[[ Entries shown, beginning ]]

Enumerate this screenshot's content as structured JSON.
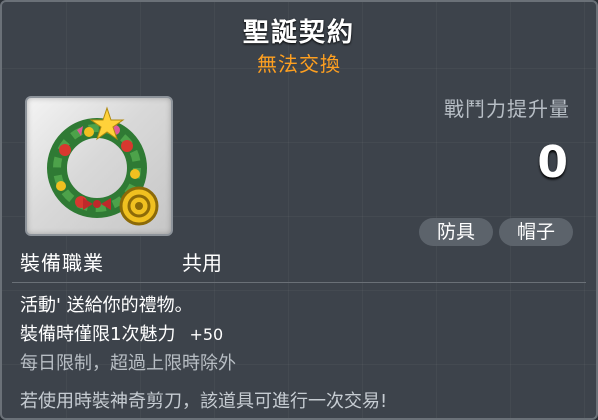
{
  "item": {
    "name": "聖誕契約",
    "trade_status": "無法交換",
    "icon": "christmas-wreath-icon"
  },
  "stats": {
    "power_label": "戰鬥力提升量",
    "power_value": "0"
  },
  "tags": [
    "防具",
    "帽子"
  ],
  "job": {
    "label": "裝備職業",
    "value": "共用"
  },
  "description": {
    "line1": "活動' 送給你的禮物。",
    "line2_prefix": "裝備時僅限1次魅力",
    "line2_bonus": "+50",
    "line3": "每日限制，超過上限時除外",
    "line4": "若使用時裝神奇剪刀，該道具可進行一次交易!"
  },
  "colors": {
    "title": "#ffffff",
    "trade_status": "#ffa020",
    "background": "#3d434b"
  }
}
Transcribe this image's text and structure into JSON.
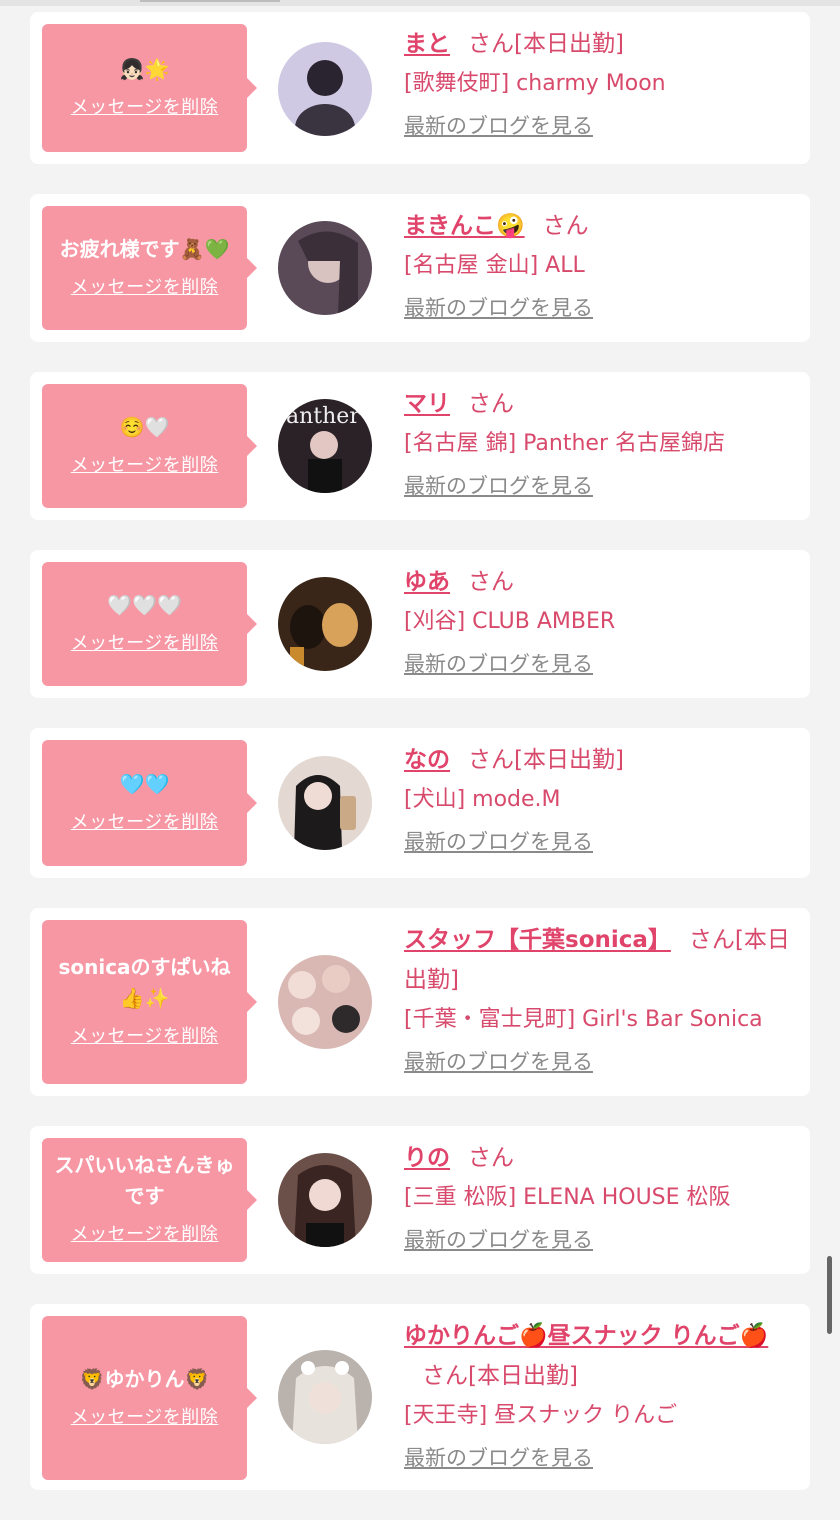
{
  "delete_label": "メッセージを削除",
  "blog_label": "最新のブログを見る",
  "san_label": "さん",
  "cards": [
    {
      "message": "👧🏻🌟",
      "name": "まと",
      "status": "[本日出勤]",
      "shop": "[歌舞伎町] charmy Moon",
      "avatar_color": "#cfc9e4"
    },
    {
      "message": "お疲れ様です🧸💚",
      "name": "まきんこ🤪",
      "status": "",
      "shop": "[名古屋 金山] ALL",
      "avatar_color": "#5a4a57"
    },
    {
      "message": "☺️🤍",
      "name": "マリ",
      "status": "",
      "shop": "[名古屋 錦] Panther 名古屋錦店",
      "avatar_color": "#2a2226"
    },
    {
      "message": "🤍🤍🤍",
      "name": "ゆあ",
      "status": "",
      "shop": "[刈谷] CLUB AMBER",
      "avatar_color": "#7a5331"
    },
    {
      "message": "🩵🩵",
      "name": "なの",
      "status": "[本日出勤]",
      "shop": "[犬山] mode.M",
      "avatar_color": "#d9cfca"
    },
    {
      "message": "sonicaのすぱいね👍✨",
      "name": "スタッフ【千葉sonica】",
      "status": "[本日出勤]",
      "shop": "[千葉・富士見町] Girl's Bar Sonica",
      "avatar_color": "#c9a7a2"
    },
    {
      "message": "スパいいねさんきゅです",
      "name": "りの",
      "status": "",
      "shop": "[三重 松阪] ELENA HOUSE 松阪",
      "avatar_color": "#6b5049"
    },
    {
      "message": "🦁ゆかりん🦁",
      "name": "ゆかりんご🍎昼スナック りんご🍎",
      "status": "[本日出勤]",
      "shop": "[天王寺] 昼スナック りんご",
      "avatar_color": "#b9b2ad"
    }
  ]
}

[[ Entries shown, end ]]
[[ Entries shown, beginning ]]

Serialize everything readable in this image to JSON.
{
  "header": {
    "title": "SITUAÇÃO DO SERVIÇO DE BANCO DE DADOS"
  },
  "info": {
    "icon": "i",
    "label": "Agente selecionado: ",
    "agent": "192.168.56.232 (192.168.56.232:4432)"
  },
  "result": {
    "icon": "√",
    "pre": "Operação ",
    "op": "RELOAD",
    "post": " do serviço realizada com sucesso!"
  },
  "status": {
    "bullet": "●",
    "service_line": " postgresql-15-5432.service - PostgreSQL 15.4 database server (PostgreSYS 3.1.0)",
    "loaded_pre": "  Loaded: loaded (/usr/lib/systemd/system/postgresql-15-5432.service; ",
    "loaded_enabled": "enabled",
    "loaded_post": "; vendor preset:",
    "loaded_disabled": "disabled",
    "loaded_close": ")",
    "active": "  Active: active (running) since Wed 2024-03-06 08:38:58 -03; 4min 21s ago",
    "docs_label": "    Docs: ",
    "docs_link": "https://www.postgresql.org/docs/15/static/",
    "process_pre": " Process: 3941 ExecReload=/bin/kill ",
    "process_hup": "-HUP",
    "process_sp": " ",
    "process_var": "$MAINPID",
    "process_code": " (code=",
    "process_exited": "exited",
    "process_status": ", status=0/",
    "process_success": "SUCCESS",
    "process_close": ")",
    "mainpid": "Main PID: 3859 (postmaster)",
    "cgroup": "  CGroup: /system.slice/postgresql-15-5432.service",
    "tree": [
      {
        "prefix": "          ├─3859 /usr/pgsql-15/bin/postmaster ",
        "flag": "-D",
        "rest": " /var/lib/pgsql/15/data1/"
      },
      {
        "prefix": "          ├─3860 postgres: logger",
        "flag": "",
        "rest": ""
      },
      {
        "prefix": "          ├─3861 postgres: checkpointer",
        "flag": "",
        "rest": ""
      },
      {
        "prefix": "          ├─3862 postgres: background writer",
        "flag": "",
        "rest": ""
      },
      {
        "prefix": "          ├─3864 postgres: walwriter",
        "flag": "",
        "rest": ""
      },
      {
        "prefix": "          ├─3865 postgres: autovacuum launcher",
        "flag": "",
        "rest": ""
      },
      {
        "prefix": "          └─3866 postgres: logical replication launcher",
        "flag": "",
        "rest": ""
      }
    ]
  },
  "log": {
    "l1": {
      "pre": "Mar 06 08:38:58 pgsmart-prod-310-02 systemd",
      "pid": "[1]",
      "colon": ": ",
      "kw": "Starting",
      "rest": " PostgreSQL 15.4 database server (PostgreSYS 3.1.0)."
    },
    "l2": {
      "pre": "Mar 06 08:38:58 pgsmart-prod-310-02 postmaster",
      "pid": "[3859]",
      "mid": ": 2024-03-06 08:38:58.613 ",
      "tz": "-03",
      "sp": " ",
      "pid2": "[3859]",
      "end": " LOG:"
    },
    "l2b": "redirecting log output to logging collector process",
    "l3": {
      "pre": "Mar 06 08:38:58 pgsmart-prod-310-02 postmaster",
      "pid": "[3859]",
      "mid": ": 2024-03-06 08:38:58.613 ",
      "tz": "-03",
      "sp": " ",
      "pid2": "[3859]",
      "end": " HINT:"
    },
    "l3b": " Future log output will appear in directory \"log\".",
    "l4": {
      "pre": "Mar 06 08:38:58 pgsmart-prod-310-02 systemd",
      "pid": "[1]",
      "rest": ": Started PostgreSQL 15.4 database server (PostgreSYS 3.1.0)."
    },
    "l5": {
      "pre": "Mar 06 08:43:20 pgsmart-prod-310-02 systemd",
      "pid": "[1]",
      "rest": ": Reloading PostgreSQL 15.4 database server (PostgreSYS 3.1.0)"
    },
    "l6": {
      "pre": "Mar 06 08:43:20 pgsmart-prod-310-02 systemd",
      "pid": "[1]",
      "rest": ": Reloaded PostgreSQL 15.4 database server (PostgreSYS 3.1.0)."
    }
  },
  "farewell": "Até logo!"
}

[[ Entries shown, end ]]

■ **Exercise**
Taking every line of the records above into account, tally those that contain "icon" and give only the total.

■ **Written response**
3